Unlike at other universities, instead of paying a registration fee of between R3,000 and R4,000, the CIDA students pay R400 at the beginning of the year and the R164 every month.
Tertiary education is becoming more and more expensive.
This means that the majority of South African parents cannot afford to send their children to institutions of higher learning.
But since 2000, CIDA City College in Lyndhurst, Johannesburg, has been offering free education to disadvantaged students around the country. The college is the only virtually free higher education institute in the country.
“In addition to that we get sponsors for each student. It costs at least R40,000 to cater for each student for a year.
“The money includes accommodation and tuition and fees.”
This year, the college has 662 students.
The students study towards a Bachelor of Business Administration, and there are also two schools of excellence specialising in investments and information communication technology.
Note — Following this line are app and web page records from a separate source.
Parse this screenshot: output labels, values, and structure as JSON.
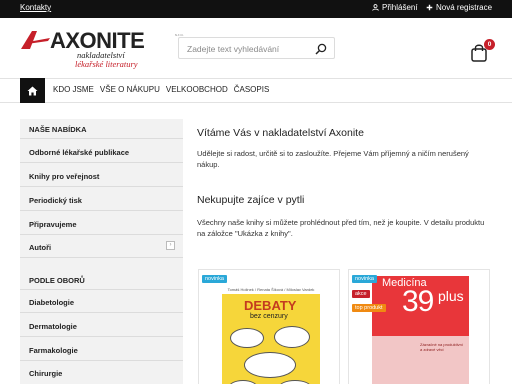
{
  "topbar": {
    "contact": "Kontakty",
    "login": "Přihlášení",
    "register": "Nová registrace"
  },
  "logo": {
    "wordmark": "AXONITE",
    "suffix": "s.r.o.",
    "line1": "nakladatelství",
    "line2": "lékařské literatury"
  },
  "search": {
    "placeholder": "Zadejte text vyhledávání"
  },
  "cart": {
    "count": "0"
  },
  "nav": {
    "items": [
      "KDO JSME",
      "VŠE O NÁKUPU",
      "VELKOOBCHOD",
      "ČASOPIS"
    ]
  },
  "sidebar": {
    "offer_heading": "NAŠE NABÍDKA",
    "offer_items": [
      "Odborné lékařské publikace",
      "Knihy pro veřejnost",
      "Periodický tisk",
      "Připravujeme",
      "Autoři"
    ],
    "fields_heading": "PODLE OBORŮ",
    "field_items": [
      "Diabetologie",
      "Dermatologie",
      "Farmakologie",
      "Chirurgie"
    ]
  },
  "main": {
    "welcome_title": "Vítáme Vás v nakladatelství Axonite",
    "welcome_text": "Udělejte si radost, určitě si to zasloužíte. Přejeme Vám příjemný a ničím nerušený nákup.",
    "buy_title": "Nekupujte zajíce v pytli",
    "buy_text": "Všechny naše knihy si můžete prohlédnout před tím, než je koupite. V detailu produktu na záložce \"Ukázka z knihy\"."
  },
  "products": [
    {
      "tags": [
        "novinka"
      ],
      "cover_title": "DEBATY",
      "cover_sub": "bez cenzury",
      "cover_top": "Tomáš Holinek / Renata Šiková / Miloslav Vardek"
    },
    {
      "tags": [
        "novinka",
        "akce",
        "top produkt"
      ],
      "cover_title": "Medicína",
      "cover_number": "39",
      "cover_plus": "plus",
      "cover_note": "Zázračné na produktivní a zdravé věci"
    }
  ],
  "colors": {
    "topbar": "#111111",
    "brand_red": "#c6202a",
    "tag_new": "#2aa8d8",
    "tag_top": "#f08a12",
    "sidebar_bg": "#f2f2f2"
  }
}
“Only 250 of them have sponsors. As a result of the recession, money has become scarce.
“The recession was bad for us and we hope that this will be over.”
The college funds students through donations from companies but they have also established a BEE wing – the CIDA Empowerment Fund – that partners with other companies to raise funds.
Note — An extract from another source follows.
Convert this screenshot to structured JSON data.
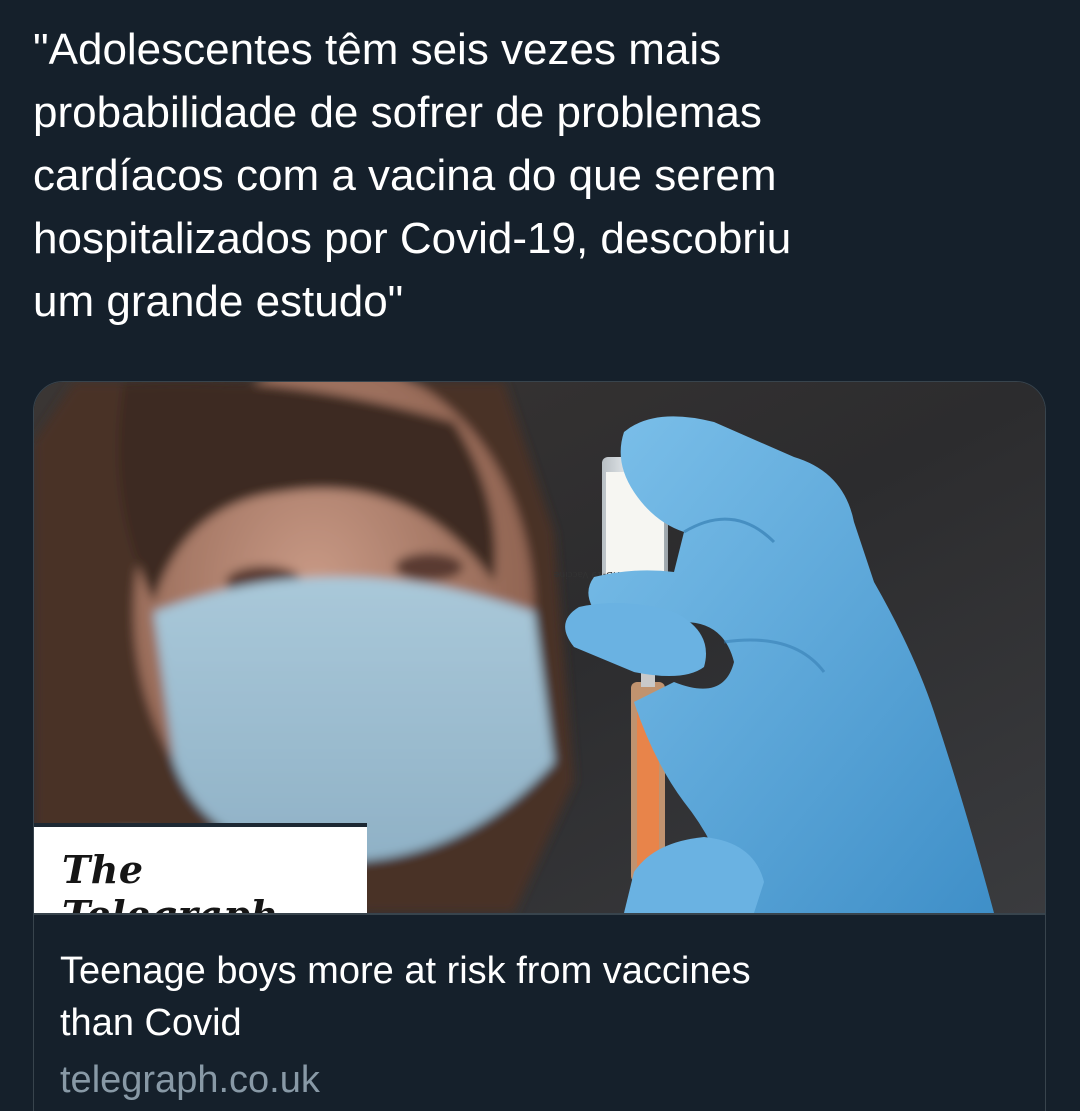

Lekaota said: “We have shares in companies like Mr Price and and Cambridge University. When we get dividends, we use them to fund the students.
“Even though our students attend practically for free, it does not mean that our education is inferior.
“We have an 89percent employment rate among our graduates. Our classes are also practical-oriented.”
In the Traders Trophy Worldwide tournament last year, out of five competing universities – including University of Johannesburg and Cape Town, CIDA School of Investment students won four of the 10 places.
One of the students, Patricia Montshioa, finished second and is now representing the college in Amsterdam.
Article by Sowetan LIVE